You must remember the captain still has the opposite end's propeller to use to slow down the vessel with.

Incidents normally are not limited to one failure or miscalculation, it normally is a combination of events.
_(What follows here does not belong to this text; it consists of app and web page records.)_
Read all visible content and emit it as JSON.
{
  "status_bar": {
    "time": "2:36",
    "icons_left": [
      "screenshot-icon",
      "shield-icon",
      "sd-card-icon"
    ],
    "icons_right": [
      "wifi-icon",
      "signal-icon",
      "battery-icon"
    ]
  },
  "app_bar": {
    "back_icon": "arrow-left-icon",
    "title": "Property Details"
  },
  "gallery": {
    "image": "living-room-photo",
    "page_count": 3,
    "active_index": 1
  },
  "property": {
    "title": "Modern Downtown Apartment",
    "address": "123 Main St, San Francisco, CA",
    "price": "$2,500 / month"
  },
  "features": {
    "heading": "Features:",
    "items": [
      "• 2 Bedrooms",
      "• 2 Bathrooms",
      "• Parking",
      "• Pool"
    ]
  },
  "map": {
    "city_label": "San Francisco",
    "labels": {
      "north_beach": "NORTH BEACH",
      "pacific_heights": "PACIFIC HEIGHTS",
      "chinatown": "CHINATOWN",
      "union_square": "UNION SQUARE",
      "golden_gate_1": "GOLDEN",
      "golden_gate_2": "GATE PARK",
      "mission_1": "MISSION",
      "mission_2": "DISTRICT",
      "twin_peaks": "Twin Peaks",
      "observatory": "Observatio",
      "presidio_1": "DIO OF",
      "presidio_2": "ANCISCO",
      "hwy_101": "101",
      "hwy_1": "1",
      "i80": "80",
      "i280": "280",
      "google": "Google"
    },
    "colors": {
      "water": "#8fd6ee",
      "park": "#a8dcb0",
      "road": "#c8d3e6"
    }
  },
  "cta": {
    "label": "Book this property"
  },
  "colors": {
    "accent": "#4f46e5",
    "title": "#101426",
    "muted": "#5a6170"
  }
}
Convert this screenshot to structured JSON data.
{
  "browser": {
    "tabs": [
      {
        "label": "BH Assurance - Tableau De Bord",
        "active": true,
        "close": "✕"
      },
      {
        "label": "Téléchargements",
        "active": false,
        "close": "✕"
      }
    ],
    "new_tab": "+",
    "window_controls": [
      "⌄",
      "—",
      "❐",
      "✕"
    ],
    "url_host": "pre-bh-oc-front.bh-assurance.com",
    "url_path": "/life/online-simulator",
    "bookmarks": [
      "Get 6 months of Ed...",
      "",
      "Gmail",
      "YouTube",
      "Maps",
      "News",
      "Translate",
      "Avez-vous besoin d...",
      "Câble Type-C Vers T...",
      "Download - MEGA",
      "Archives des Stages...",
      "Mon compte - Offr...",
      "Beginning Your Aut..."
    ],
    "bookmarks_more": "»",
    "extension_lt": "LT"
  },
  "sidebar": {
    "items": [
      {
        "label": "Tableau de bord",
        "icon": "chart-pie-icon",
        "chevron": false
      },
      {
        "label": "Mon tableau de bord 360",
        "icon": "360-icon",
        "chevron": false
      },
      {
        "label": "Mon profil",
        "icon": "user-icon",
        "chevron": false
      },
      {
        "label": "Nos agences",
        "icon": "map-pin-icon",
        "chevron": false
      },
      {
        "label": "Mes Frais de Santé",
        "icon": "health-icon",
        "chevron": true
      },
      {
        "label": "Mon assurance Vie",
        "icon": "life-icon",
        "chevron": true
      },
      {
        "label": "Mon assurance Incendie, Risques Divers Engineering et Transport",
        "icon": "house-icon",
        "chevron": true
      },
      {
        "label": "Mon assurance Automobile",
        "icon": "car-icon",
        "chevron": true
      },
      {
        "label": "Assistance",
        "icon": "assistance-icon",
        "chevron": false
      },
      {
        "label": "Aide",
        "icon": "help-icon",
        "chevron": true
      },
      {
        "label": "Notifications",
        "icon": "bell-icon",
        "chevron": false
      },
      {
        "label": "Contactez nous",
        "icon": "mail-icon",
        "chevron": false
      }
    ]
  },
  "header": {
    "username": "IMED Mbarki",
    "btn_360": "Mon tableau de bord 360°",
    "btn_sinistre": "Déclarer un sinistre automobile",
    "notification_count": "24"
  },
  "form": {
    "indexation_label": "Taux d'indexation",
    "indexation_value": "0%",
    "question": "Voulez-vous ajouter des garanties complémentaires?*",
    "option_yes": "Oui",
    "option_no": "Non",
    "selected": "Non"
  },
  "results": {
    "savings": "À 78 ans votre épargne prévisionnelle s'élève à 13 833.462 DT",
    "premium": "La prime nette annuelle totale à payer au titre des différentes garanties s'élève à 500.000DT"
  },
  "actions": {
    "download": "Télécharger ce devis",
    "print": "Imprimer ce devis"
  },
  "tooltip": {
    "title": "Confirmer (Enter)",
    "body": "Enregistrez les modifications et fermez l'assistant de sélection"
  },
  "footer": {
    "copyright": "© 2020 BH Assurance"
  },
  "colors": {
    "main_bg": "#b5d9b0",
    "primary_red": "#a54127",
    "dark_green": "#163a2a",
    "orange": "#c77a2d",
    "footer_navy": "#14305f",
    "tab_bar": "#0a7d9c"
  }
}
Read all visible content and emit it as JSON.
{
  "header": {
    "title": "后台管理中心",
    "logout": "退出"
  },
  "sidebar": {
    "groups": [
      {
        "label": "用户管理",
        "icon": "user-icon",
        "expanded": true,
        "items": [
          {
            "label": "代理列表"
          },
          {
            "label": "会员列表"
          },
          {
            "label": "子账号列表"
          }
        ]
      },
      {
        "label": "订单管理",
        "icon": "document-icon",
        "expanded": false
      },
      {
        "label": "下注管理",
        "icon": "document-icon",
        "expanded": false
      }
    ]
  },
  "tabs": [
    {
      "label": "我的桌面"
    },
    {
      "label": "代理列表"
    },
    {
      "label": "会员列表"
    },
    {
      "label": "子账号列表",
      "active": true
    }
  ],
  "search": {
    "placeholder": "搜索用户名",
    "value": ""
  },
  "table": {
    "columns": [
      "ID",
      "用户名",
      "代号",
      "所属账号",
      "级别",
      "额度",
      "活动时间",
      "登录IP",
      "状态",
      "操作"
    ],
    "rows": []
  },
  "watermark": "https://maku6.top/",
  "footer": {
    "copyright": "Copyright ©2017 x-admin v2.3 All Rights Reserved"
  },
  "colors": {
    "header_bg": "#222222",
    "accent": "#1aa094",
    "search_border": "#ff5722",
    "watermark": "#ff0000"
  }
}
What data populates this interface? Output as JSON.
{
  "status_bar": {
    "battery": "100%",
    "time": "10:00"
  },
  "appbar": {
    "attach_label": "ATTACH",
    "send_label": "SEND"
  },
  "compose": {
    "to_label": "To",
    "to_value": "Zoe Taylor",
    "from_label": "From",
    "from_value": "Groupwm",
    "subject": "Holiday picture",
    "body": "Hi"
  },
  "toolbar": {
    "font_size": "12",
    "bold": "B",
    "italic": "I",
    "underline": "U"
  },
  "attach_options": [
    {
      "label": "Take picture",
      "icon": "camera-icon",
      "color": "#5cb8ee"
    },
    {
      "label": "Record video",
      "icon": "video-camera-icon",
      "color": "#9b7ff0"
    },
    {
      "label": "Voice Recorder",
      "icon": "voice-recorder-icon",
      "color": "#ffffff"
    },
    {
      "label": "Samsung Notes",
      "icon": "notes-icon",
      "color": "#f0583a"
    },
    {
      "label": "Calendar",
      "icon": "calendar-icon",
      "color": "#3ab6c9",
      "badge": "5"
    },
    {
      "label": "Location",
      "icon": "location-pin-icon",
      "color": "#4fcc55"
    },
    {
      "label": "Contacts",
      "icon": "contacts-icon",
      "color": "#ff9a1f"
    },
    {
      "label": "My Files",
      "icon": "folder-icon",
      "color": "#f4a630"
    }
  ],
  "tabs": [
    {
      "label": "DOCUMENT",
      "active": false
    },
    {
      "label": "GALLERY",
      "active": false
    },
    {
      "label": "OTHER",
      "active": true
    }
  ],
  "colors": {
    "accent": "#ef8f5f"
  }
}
For example just being hypothetical: the vessel is approaching the berth a little quicker than normal, there is some type of failure with the CPP system, the captain takes too long to implement an emergency response, without previously experiencing that type of failure sometimes it takes a second to digest what is happening and finally the distance off the berth does not give enough time for back up procedures to be implemented and be effective.

So it is not just one thing but a series of hiccups that if one of them was overcome the vessel wouldn't have hit the berth with such force.

All the above is pure speculation I do not have information to what happened.

With the vessel fitted with a VDR (ship's black box) what happened should be readily available, why it happened may take a little longer to determine.

The VDR will show the radar plot, engine orders and responses, verbal dialogue on the bridge, helm orders,vessel speed and much more.


RossK said...

For Anon-Up-Thread

Here is what I actually wrote:

"appears to have perhaps"

Which is precisely why I then made the point that the media should be asking what happened precisely, second-by-second.


RossK said...

Thanks very much for the further explanation Kevin S.

Is it reasonable to conclude, based on your explanation that reporters should be asking, specifically, if there was an alarm that indicated a CPP failure?

Thanks again.


Kevin S said...

They should ask what did the VDR show, the speed of approach, the voyage track, the time and type of any alarms, the time and type of response to the alarms.
The position of the control handles, both forward and aft props.
But then the concern is without a proper discussion of the information put forth and any mitigating circumstances the conclusion drawn is not 100% accurate.
That is why the need to wait for the report, which shouldn't take all day. Like I said before the cause if a failure in one of the systems may never been found, a software glitch, a small particle of debris in the hydraulic system, can be hard to locate.

RossK said...

Kevin S.

And, in your opinion, given the issues raised by yourselves and others, should the sister ship be in operation prior to the tabling of said report?


Kevin S said...

With the original group of Captains' and Chief Engineers' knowledge of the vessel's system, it design, construction, back-up systems, normal operating and emergency operating procedures, shipboard familiarization, FMEA program I did not see any safety issues.

The opportunity safety issues from a relaxing of the familiarization and knowledge the original crews received on the vessel comes down the line when the vessel has to earn its keep. You can not realistically take a ship out of service for a couple of days while you run the new captain through emergency scenarios.
This weakness in the familiarization training program was brought to the attention of the training department and as far as I am aware the training department now has a bridge simulator that can be setup to mimic the majority of the vessels in the fleet. This way the new captain and deck officers can practice emergency maneuvers and procedures.

BC Ferries would be the people to ask about their simulator program.

RossK said...

Thanks very much Kevin.

After weighing the presented evidence, it is my opinion that BC Ferries must present definitive evidence, right now, that the Duke Point crash was not caused, in whole or in part, with problems in pitch control. If they cannot, it is also my opinion, again as a lay person, that the Coastal ships should not be sailing until a full, complete and independent investigation has been completed.

*Of course, as a lay person who is not expert in these matters such as yourself I am also very open to standing corrected if additional convincing evidence is presented by a party other than BC Ferries.